Which is why, if you want to prioritize sleep? You need to sleep when your baby does—even if that means ignoring your to-do list. “When your child lays down for a nap or for the night, no matter what else you have to do, grab some sleep as well,” says Smith. “It’s tempting to try to get some housework or errands completed, but getting rest whenever you can will pay off in the long run.”
Practice good sleep hygiene
When it comes to getting better (and more!) sleep as a mom, there are certain things that are out of your control; for example, you can’t control when your child will wake up in the middle of the night.
There are, however, things you can control, including how you spend the hours leading up to bedtime, and whether those hours help or hinder your ability to get a good night’s sleep. “Leave PTA projects, emails, social media, and the latest episode of that TV show behind—and focus on a more relaxing activity like reading, listening to music, or snuggling your kiddos,” says Smith. “Anything with a screen should be avoided, as the light in your device can cause sleeping difficulties by convincing your brain that it’s daytime.”
The more relaxing (and screen free!) you make your pre-bedtime hours, the easier it will be to unwind and fall asleep—and the better sleep you’ll get as a result.
When you’re exhausted—as many moms are!—you may think the answer to getting through the day is caffeine. But while one cup of coffee in the morning is fine, anything more than that can wreak havoc on your sleep.
“Although you [might] feel like you…need an extra cup of coffee (or five) to keep up with the demands of parenthood, too much caffeine too late in the day can keep you up all night,” says Smith.
According to research from the Cleveland Clinic, caffeine can take up to 10 hours to fully clear from your bloodstream—which means that 2 PM cup of coffee can inhibit your ability to fall asleep at midnight.
Bottom line? If you want to set yourself up for the best night’s sleep possible, “try to keep caffeine consumption to the morning,” says Smith.
Get outside support
There is so much to do as a mom. So, “if you are finding there is not enough time in the day to get everything done and get the sleep you need, I highly recommend outsourcing what you can [and getting outside support],” says Lawler.
Outside support can take many different forms. If you have a partner, it could be asking them to take on some of the night duties (like feedings) so you can get longer stretches of sleep. If you have family members or close friends you can rely on, it might mean asking them to come over and watch your kids so you can get in a nap. If you have the financial means, it could mean hiring out some of your household tasks (for example, getting your groceries delivered or using a cleaning service to clean your home) so you have more free time to catch up on sleep.
And if none of those options are available to you, a great place to get the outside support you need to get more sleep? Other moms.
Connect with other moms and/or mom groups in your area; often, they’ll have resources that can help you get back some of your free time (like meal swaps or babysitting trades)—time you can use to get more and better sleep.

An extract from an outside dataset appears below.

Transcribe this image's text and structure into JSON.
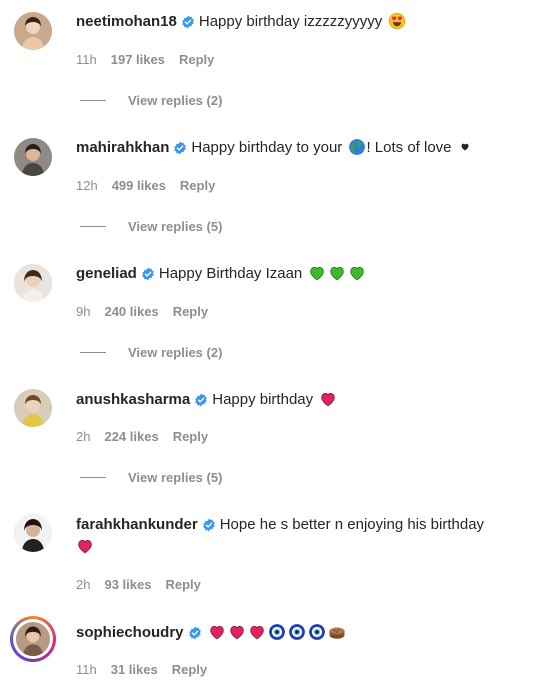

Seek professional help when necessary
As a mom, there are steps you can take to get better sleep. But if those steps aren’t working, it may be time to call in the professionals.
“Consult with your child’s pediatrician if their sleep seems unusual or irregular for their age and developmental stage,” says Rohrscheib. “Speak with your doctor if you develop symptoms of insomnia or excessive sleep loss, or if you start feeling depressed or anxious.”
This information is for educational purposes only and is not intended as a substitute for medical diagnosis or treatment. You should not use this information to diagnose or treat a health problem or condition. Always check with your doctor before changing your diet, altering your sleep habits, taking supplements, or starting a new fitness routine.